Page and application data records:
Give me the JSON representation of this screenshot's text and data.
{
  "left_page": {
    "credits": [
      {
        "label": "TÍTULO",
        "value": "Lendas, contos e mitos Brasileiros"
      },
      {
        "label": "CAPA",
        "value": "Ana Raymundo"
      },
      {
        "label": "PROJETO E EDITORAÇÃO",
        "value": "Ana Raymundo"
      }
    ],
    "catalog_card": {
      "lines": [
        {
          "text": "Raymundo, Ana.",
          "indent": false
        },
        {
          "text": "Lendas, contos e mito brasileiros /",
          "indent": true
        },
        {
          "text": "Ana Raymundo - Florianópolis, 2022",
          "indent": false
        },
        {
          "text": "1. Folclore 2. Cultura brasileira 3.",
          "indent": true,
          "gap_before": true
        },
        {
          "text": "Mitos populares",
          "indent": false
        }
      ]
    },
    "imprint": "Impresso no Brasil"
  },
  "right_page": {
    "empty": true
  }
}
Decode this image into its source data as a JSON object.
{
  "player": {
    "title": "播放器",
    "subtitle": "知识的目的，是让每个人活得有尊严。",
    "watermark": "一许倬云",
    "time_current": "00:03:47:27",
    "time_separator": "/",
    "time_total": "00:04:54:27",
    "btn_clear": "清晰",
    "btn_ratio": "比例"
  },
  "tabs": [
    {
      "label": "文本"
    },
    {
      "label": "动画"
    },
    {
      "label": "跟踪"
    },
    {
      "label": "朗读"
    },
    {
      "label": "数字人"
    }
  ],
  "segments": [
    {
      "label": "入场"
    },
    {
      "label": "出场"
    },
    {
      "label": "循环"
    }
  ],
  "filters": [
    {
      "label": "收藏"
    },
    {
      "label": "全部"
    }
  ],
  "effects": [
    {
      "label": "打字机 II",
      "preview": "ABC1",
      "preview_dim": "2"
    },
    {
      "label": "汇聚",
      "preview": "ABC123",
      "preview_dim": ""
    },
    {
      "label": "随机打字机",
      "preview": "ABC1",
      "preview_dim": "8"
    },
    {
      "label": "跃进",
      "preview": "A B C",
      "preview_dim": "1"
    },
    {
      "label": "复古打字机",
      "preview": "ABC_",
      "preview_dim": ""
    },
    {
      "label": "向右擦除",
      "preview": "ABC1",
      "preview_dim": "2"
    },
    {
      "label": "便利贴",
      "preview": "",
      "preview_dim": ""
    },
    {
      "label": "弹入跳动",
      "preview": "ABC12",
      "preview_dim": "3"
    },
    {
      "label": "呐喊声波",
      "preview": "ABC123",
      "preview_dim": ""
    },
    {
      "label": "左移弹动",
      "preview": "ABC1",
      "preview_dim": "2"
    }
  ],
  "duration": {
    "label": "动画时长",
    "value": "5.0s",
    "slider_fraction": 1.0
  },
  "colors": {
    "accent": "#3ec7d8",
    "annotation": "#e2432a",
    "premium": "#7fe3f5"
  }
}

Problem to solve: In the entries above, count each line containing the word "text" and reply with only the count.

Exercise solution: 6